◆ **WORK ITEM**:
Quote all entries exactly, leaving pictures aside.

(Data records for software interfaces)
○ ○ ○ ○ ○
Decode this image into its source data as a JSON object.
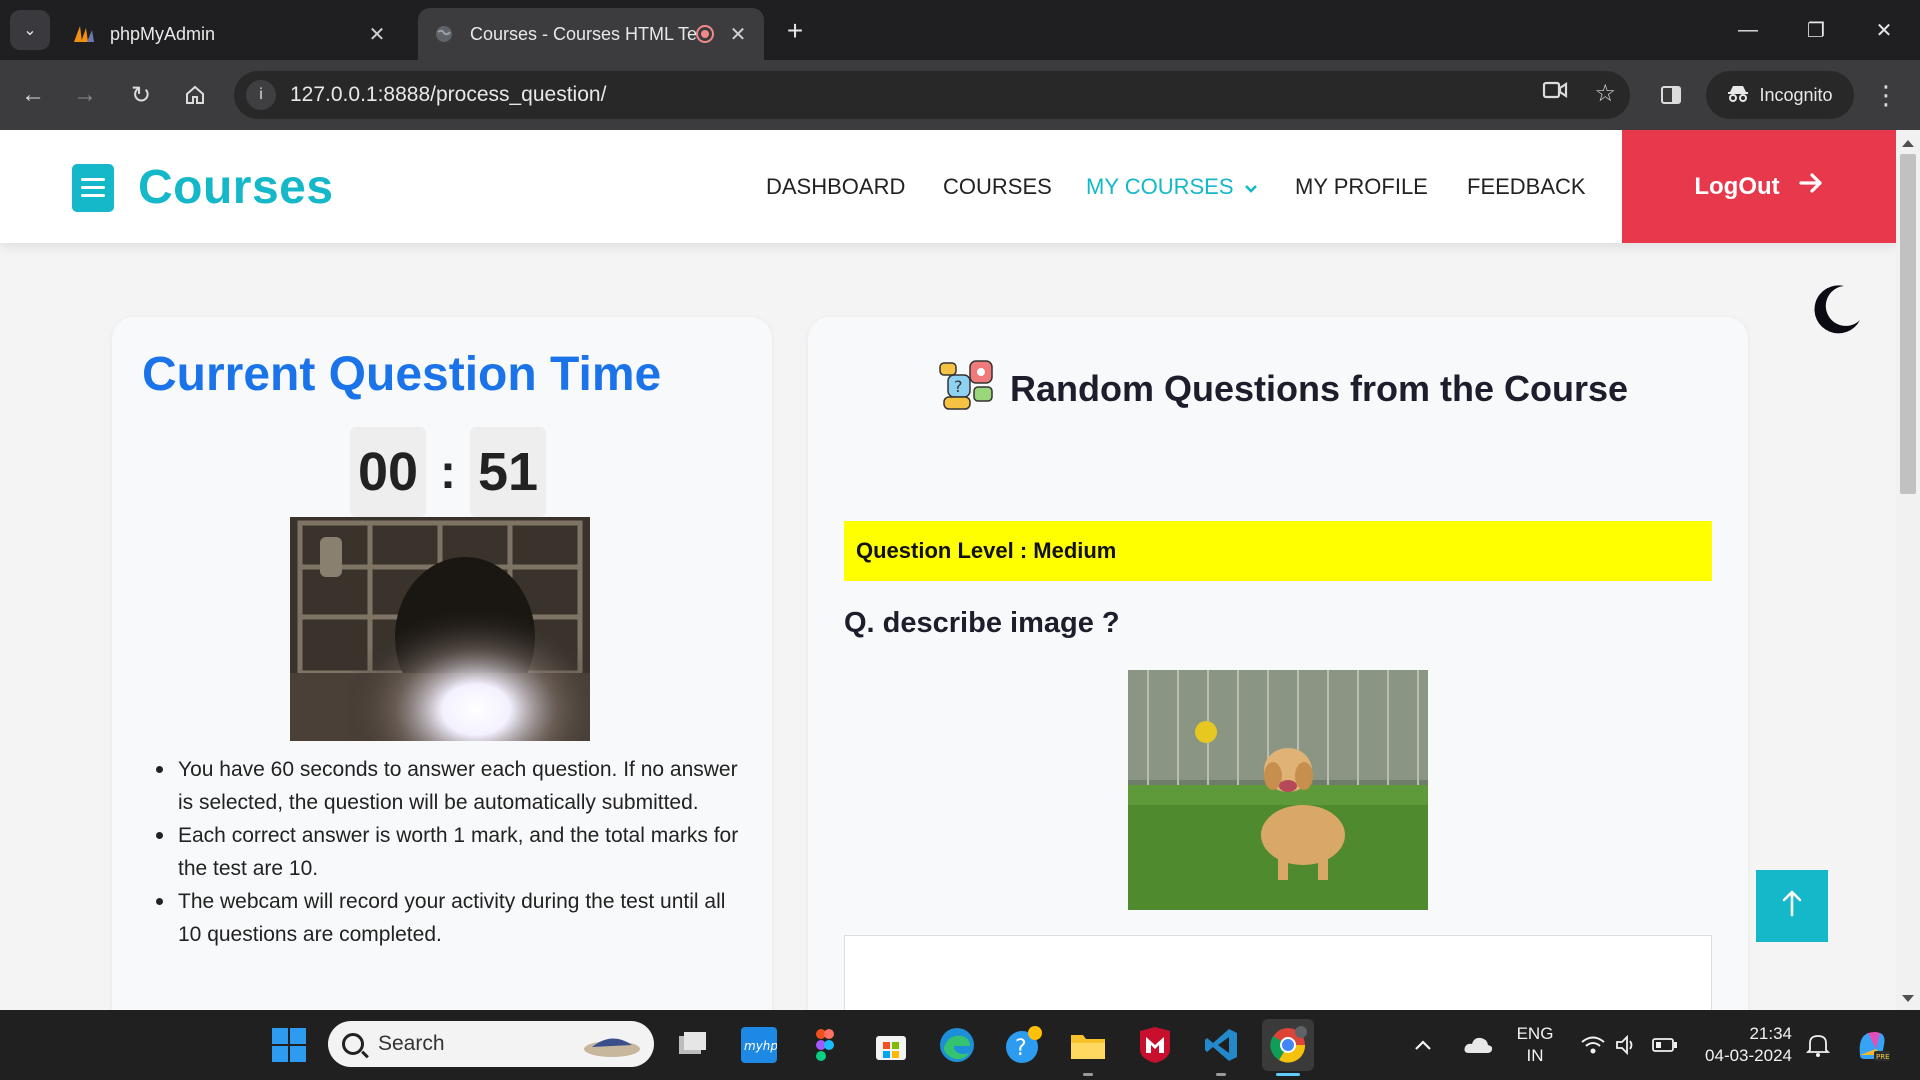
{
  "browser": {
    "tabs": [
      {
        "title": "phpMyAdmin",
        "active": false
      },
      {
        "title": "Courses - Courses HTML Te",
        "active": true
      }
    ],
    "url": "127.0.0.1:8888/process_question/",
    "incognito_label": "Incognito"
  },
  "site": {
    "brand": "Courses",
    "nav": [
      "DASHBOARD",
      "COURSES",
      "MY COURSES",
      "MY PROFILE",
      "FEEDBACK"
    ],
    "logout_label": "LogOut",
    "accent_color": "#14b8c8",
    "logout_color": "#e8394c"
  },
  "timer_card": {
    "heading": "Current Question Time",
    "minutes": "00",
    "separator": ":",
    "seconds": "51",
    "rules": [
      "You have 60 seconds to answer each question. If no answer is selected, the question will be automatically submitted.",
      "Each correct answer is worth 1 mark, and the total marks for the test are 10.",
      "The webcam will record your activity during the test until all 10 questions are completed."
    ]
  },
  "question_card": {
    "title": "Random Questions from the Course",
    "level_label": "Question Level : Medium",
    "question": "Q. describe image ?"
  },
  "taskbar": {
    "search_placeholder": "Search",
    "lang_top": "ENG",
    "lang_bottom": "IN",
    "time": "21:34",
    "date": "04-03-2024"
  }
}
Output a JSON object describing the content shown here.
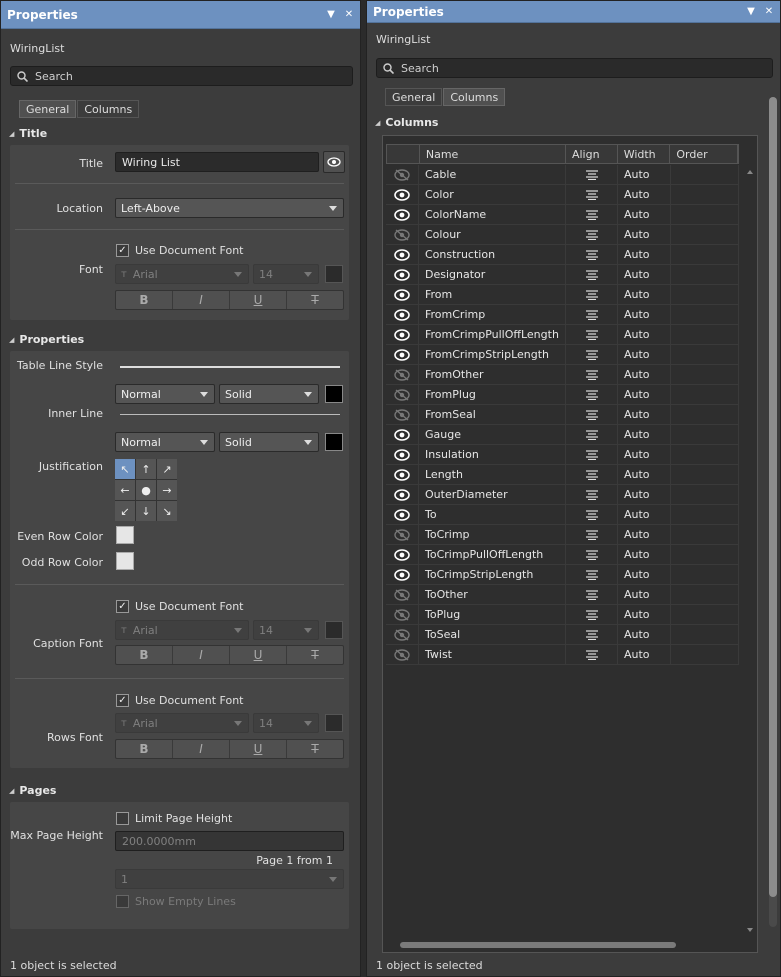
{
  "left": {
    "title": "Properties",
    "object_name": "WiringList",
    "search_placeholder": "Search",
    "tabs": [
      "General",
      "Columns"
    ],
    "sections": {
      "title": "Title",
      "properties": "Properties",
      "pages": "Pages"
    },
    "title_section": {
      "title_label": "Title",
      "title_value": "Wiring List",
      "location_label": "Location",
      "location_value": "Left-Above",
      "font_label": "Font",
      "use_doc_font": "Use Document Font",
      "font_name": "Arial",
      "font_size": "14"
    },
    "properties_section": {
      "table_line_style": "Table Line Style",
      "tls_width": "Normal",
      "tls_style": "Solid",
      "inner_line": "Inner Line",
      "il_width": "Normal",
      "il_style": "Solid",
      "justification": "Justification",
      "even_row_color": "Even Row Color",
      "odd_row_color": "Odd Row Color",
      "caption_font": "Caption Font",
      "caption_use_doc_font": "Use Document Font",
      "caption_font_name": "Arial",
      "caption_font_size": "14",
      "rows_font": "Rows Font",
      "rows_use_doc_font": "Use Document Font",
      "rows_font_name": "Arial",
      "rows_font_size": "14"
    },
    "pages_section": {
      "limit_page_height": "Limit Page Height",
      "max_page_height": "Max Page Height",
      "max_page_height_value": "200.0000mm",
      "page_from": "Page 1 from 1",
      "page_select": "1",
      "show_empty_lines": "Show Empty Lines"
    },
    "status": "1 object is selected"
  },
  "right": {
    "title": "Properties",
    "object_name": "WiringList",
    "search_placeholder": "Search",
    "tabs": [
      "General",
      "Columns"
    ],
    "section": "Columns",
    "headers": [
      "Name",
      "Align",
      "Width",
      "Order"
    ],
    "columns": [
      {
        "name": "Cable",
        "visible": false,
        "width": "Auto"
      },
      {
        "name": "Color",
        "visible": true,
        "width": "Auto"
      },
      {
        "name": "ColorName",
        "visible": true,
        "width": "Auto"
      },
      {
        "name": "Colour",
        "visible": false,
        "width": "Auto"
      },
      {
        "name": "Construction",
        "visible": true,
        "width": "Auto"
      },
      {
        "name": "Designator",
        "visible": true,
        "width": "Auto"
      },
      {
        "name": "From",
        "visible": true,
        "width": "Auto"
      },
      {
        "name": "FromCrimp",
        "visible": true,
        "width": "Auto"
      },
      {
        "name": "FromCrimpPullOffLength",
        "visible": true,
        "width": "Auto"
      },
      {
        "name": "FromCrimpStripLength",
        "visible": true,
        "width": "Auto"
      },
      {
        "name": "FromOther",
        "visible": false,
        "width": "Auto"
      },
      {
        "name": "FromPlug",
        "visible": false,
        "width": "Auto"
      },
      {
        "name": "FromSeal",
        "visible": false,
        "width": "Auto"
      },
      {
        "name": "Gauge",
        "visible": true,
        "width": "Auto"
      },
      {
        "name": "Insulation",
        "visible": true,
        "width": "Auto"
      },
      {
        "name": "Length",
        "visible": true,
        "width": "Auto"
      },
      {
        "name": "OuterDiameter",
        "visible": true,
        "width": "Auto"
      },
      {
        "name": "To",
        "visible": true,
        "width": "Auto"
      },
      {
        "name": "ToCrimp",
        "visible": false,
        "width": "Auto"
      },
      {
        "name": "ToCrimpPullOffLength",
        "visible": true,
        "width": "Auto"
      },
      {
        "name": "ToCrimpStripLength",
        "visible": true,
        "width": "Auto"
      },
      {
        "name": "ToOther",
        "visible": false,
        "width": "Auto"
      },
      {
        "name": "ToPlug",
        "visible": false,
        "width": "Auto"
      },
      {
        "name": "ToSeal",
        "visible": false,
        "width": "Auto"
      },
      {
        "name": "Twist",
        "visible": false,
        "width": "Auto"
      }
    ],
    "status": "1 object is selected"
  },
  "colors": {
    "titlebar": "#6d91c0",
    "panel": "#3c3c3c",
    "group": "#464646"
  }
}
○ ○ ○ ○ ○
◆ **COMPLETED EXERCISE**:
Decode this image into its source data as a JSON object.
{
  "browser": {
    "tabs": [
      {
        "title": "phpMyAdmin",
        "active": false
      },
      {
        "title": "Courses - Courses HTML Te",
        "active": true
      }
    ],
    "url": "127.0.0.1:8888/process_question/",
    "incognito_label": "Incognito"
  },
  "site": {
    "brand": "Courses",
    "nav": [
      "DASHBOARD",
      "COURSES",
      "MY COURSES",
      "MY PROFILE",
      "FEEDBACK"
    ],
    "logout_label": "LogOut",
    "accent_color": "#14b8c8",
    "logout_color": "#e8394c"
  },
  "timer_card": {
    "heading": "Current Question Time",
    "minutes": "00",
    "separator": ":",
    "seconds": "51",
    "rules": [
      "You have 60 seconds to answer each question. If no answer is selected, the question will be automatically submitted.",
      "Each correct answer is worth 1 mark, and the total marks for the test are 10.",
      "The webcam will record your activity during the test until all 10 questions are completed."
    ]
  },
  "question_card": {
    "title": "Random Questions from the Course",
    "level_label": "Question Level : Medium",
    "question": "Q. describe image ?"
  },
  "taskbar": {
    "search_placeholder": "Search",
    "lang_top": "ENG",
    "lang_bottom": "IN",
    "time": "21:34",
    "date": "04-03-2024"
  }
}
Output a JSON object describing the content shown here.
{
  "left": {
    "title": "Properties",
    "object_name": "WiringList",
    "search_placeholder": "Search",
    "tabs": [
      "General",
      "Columns"
    ],
    "sections": {
      "title": "Title",
      "properties": "Properties",
      "pages": "Pages"
    },
    "title_section": {
      "title_label": "Title",
      "title_value": "Wiring List",
      "location_label": "Location",
      "location_value": "Left-Above",
      "font_label": "Font",
      "use_doc_font": "Use Document Font",
      "font_name": "Arial",
      "font_size": "14"
    },
    "properties_section": {
      "table_line_style": "Table Line Style",
      "tls_width": "Normal",
      "tls_style": "Solid",
      "inner_line": "Inner Line",
      "il_width": "Normal",
      "il_style": "Solid",
      "justification": "Justification",
      "even_row_color": "Even Row Color",
      "odd_row_color": "Odd Row Color",
      "caption_font": "Caption Font",
      "caption_use_doc_font": "Use Document Font",
      "caption_font_name": "Arial",
      "caption_font_size": "14",
      "rows_font": "Rows Font",
      "rows_use_doc_font": "Use Document Font",
      "rows_font_name": "Arial",
      "rows_font_size": "14"
    },
    "pages_section": {
      "limit_page_height": "Limit Page Height",
      "max_page_height": "Max Page Height",
      "max_page_height_value": "200.0000mm",
      "page_from": "Page 1 from 1",
      "page_select": "1",
      "show_empty_lines": "Show Empty Lines"
    },
    "status": "1 object is selected"
  },
  "right": {
    "title": "Properties",
    "object_name": "WiringList",
    "search_placeholder": "Search",
    "tabs": [
      "General",
      "Columns"
    ],
    "section": "Columns",
    "headers": [
      "Name",
      "Align",
      "Width",
      "Order"
    ],
    "columns": [
      {
        "name": "Cable",
        "visible": false,
        "width": "Auto"
      },
      {
        "name": "Color",
        "visible": true,
        "width": "Auto"
      },
      {
        "name": "ColorName",
        "visible": true,
        "width": "Auto"
      },
      {
        "name": "Colour",
        "visible": false,
        "width": "Auto"
      },
      {
        "name": "Construction",
        "visible": true,
        "width": "Auto"
      },
      {
        "name": "Designator",
        "visible": true,
        "width": "Auto"
      },
      {
        "name": "From",
        "visible": true,
        "width": "Auto"
      },
      {
        "name": "FromCrimp",
        "visible": true,
        "width": "Auto"
      },
      {
        "name": "FromCrimpPullOffLength",
        "visible": true,
        "width": "Auto"
      },
      {
        "name": "FromCrimpStripLength",
        "visible": true,
        "width": "Auto"
      },
      {
        "name": "FromOther",
        "visible": false,
        "width": "Auto"
      },
      {
        "name": "FromPlug",
        "visible": false,
        "width": "Auto"
      },
      {
        "name": "FromSeal",
        "visible": false,
        "width": "Auto"
      },
      {
        "name": "Gauge",
        "visible": true,
        "width": "Auto"
      },
      {
        "name": "Insulation",
        "visible": true,
        "width": "Auto"
      },
      {
        "name": "Length",
        "visible": true,
        "width": "Auto"
      },
      {
        "name": "OuterDiameter",
        "visible": true,
        "width": "Auto"
      },
      {
        "name": "To",
        "visible": true,
        "width": "Auto"
      },
      {
        "name": "ToCrimp",
        "visible": false,
        "width": "Auto"
      },
      {
        "name": "ToCrimpPullOffLength",
        "visible": true,
        "width": "Auto"
      },
      {
        "name": "ToCrimpStripLength",
        "visible": true,
        "width": "Auto"
      },
      {
        "name": "ToOther",
        "visible": false,
        "width": "Auto"
      },
      {
        "name": "ToPlug",
        "visible": false,
        "width": "Auto"
      },
      {
        "name": "ToSeal",
        "visible": false,
        "width": "Auto"
      },
      {
        "name": "Twist",
        "visible": false,
        "width": "Auto"
      }
    ],
    "status": "1 object is selected"
  },
  "colors": {
    "titlebar": "#6d91c0",
    "panel": "#3c3c3c",
    "group": "#464646"
  }
}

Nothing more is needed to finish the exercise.